Not because they're particularly interesting or innovative, but because they've become quite rare.
As time marches on, it slowly takes the vehicles we love from us and gradually drives a wedge between the people that made the cars originally and those who now own them.
This may seem inconsequential, but if everyone involved in making a car is gone, you better hope a certain amount of information has stayed behind—schematics, tools, parts, body moulds, etc.
Otherwise, if you don't know how to fix something it doesn't get fixed. If a part breaks and there are no replacements…
I admire those who keep the information on a vehicle alive. It may not keep their cars running, but it's an essential component to owning a rare car, like the Meadows Friskysport.
The idea for the Frisky car line was simple: small, economical, mass-produced car for "everyman"—not unlike what former Formula 1 and McLaren F1 designer Gordon Murray is doing with his new "iStream" production line and range of vehicle concepts.
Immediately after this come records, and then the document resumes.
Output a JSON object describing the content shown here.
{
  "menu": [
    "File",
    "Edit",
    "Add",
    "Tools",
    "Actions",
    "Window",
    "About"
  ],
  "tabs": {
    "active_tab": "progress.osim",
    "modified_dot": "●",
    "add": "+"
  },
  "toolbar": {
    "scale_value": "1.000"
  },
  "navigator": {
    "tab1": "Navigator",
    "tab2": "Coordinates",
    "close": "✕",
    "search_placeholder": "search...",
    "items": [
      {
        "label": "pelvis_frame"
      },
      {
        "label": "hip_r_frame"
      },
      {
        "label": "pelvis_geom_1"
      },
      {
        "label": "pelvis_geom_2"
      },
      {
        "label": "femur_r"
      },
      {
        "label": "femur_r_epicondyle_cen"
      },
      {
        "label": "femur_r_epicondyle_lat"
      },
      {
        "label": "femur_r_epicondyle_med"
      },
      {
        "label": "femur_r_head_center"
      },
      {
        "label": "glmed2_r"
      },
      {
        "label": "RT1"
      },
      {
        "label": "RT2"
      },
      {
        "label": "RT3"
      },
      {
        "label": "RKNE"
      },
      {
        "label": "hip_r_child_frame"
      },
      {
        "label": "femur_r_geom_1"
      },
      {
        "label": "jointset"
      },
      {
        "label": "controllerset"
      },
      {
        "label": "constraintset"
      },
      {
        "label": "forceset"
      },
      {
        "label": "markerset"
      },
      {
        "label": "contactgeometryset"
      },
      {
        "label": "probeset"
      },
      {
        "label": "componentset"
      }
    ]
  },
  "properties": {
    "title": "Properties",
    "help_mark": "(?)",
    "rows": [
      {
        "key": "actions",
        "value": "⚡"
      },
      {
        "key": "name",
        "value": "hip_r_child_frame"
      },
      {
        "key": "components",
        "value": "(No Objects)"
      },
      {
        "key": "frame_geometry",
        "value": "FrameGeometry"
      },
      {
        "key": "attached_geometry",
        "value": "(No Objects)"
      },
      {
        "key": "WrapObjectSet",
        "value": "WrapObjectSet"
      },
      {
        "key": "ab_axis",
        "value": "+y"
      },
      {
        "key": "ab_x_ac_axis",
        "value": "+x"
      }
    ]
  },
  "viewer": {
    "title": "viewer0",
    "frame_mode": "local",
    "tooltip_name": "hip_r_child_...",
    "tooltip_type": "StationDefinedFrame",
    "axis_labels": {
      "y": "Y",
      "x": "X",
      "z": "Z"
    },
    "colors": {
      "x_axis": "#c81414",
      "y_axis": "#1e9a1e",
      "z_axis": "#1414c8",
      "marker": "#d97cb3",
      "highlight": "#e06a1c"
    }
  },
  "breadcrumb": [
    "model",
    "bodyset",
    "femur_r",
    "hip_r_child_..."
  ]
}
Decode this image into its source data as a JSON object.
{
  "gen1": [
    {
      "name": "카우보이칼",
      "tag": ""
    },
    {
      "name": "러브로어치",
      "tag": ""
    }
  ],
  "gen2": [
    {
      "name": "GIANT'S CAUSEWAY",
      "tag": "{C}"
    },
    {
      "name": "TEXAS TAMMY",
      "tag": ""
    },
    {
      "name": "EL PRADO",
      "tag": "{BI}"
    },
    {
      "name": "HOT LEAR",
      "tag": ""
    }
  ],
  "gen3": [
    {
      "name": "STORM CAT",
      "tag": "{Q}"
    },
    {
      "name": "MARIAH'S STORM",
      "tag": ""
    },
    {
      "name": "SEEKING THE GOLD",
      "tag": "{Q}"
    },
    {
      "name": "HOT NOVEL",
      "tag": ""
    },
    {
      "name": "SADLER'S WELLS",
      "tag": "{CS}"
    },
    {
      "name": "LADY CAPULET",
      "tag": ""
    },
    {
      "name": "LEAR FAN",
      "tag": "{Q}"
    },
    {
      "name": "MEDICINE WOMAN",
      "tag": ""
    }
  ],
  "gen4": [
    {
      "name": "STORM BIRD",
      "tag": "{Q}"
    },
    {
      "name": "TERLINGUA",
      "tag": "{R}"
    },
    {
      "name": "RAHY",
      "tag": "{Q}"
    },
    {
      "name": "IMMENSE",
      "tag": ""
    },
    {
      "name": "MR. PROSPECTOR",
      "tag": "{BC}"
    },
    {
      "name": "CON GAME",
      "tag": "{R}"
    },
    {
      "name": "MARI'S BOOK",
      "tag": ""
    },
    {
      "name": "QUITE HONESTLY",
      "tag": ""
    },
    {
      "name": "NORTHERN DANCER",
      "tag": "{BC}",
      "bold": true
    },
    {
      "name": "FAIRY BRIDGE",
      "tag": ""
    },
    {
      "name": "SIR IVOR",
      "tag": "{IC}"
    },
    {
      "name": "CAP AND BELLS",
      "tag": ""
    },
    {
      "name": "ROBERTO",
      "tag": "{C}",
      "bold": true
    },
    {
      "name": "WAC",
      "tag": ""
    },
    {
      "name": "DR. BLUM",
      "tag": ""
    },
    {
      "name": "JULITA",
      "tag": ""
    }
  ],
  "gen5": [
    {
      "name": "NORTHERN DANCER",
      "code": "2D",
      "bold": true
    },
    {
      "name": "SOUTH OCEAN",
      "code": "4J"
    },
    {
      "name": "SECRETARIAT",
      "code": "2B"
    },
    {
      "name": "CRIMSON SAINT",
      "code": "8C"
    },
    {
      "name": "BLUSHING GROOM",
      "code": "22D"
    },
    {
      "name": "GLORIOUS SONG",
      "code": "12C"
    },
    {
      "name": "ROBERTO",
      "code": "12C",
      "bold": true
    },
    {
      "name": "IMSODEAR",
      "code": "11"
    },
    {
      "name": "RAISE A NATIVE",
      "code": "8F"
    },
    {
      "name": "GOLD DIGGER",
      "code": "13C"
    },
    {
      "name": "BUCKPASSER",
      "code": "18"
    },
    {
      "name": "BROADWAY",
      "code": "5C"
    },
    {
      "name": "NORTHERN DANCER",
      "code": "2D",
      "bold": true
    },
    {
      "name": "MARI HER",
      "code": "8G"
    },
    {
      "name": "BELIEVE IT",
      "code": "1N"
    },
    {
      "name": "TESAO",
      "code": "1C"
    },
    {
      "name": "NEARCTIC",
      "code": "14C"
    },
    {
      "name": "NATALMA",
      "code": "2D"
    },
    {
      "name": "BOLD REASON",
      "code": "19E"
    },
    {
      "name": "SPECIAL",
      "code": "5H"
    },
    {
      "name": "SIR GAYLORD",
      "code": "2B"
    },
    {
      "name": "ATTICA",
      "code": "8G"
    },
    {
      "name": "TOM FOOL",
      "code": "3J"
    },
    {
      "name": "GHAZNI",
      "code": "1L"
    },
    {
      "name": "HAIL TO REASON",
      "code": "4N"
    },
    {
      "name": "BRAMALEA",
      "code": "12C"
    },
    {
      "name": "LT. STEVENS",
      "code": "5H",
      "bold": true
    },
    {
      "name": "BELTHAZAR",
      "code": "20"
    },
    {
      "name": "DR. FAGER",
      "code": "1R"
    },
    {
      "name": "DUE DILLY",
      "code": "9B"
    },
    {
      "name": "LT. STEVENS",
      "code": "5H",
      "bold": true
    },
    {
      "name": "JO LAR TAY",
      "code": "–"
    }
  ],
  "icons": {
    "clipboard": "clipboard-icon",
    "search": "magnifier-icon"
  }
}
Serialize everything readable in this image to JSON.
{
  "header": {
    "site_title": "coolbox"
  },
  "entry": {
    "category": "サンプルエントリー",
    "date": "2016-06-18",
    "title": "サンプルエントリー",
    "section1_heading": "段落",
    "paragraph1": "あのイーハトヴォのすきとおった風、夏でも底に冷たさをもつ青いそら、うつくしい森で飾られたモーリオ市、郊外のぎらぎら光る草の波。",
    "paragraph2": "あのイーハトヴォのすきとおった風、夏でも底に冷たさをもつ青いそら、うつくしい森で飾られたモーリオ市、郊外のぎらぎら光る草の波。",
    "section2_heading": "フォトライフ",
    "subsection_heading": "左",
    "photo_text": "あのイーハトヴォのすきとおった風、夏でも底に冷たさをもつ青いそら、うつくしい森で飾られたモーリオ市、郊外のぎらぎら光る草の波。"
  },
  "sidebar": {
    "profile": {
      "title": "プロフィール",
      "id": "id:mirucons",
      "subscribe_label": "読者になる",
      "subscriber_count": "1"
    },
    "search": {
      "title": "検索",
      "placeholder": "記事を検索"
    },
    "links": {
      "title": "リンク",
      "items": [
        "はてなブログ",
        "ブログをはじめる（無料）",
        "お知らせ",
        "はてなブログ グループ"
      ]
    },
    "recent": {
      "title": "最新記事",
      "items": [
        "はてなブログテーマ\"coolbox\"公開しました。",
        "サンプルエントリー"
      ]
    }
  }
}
These ideas of an everyman car infiltrated the employees at Meadows, then a supplier of engines and components. A few members of the Meadows staff had come from other small British automakers and were eager to get started on this car for the masses.
Their first design, a small microcar with gullwing doors called The Bug, was being developed to debut at the 1957 Geneva Motor Show in March but after adding up the bills it was clear that the Michelotti-designed and Vignale-made car would be too expensive to sell for their quoted "under £400" price—about £10,000 today.
For those of us in the new world, that's $16,800 Usd. and $18,400 here in Canada. Money didn't go very far in those days…
With The Bug too expensive, work began on a completely redesigned version, the open roof Meadows Frisky—to make its debut just seven months later at the Earls Court Motor Show in October 1957.
People loved it. With a small 324cc (19.8 cu in) Villiers engine, open roof, and cheeky styling that resembled a squished "normal" car.
After a few management shuffles and ownership changes (Meadows was dropped, the company becoming known as, simply, "Frisky"), the Frisky was on sale by 1959.
Now called FriskySport, it joined a small range of very similar cars: FriskySprint, Frisky Coupe, and Frisky Family Three (not kidding.)
You can tell an early FriskySport by its detachable rear section, and a number were exported to the United States in left hand drive—rare today and some of the most valuable of all Frisky models.
I wish that I could say it was fitted with all sorts of innovative features, but sadly I've counted only three switches, four lights, and one speedometer on its dashboard.
With its small rear-mounted engine, you may not believe that it'd hit—apparently—104 km/h (65 mph) and still manage 4.7 L/100 km (50 US mpg), though not likely at the same time.
Today, the surviving 75 or so of all Frisky models made are supported by an active group of enthusiasts determined to keep the memory of Frisky alive. There are roughly 12 FriskySports still around.
Even though the original company went through ownership changes faster than I go through socks—and the planned expansion into, of all places, Egypt, failed—it seems that history has been more kind to the FriskySport since production ended.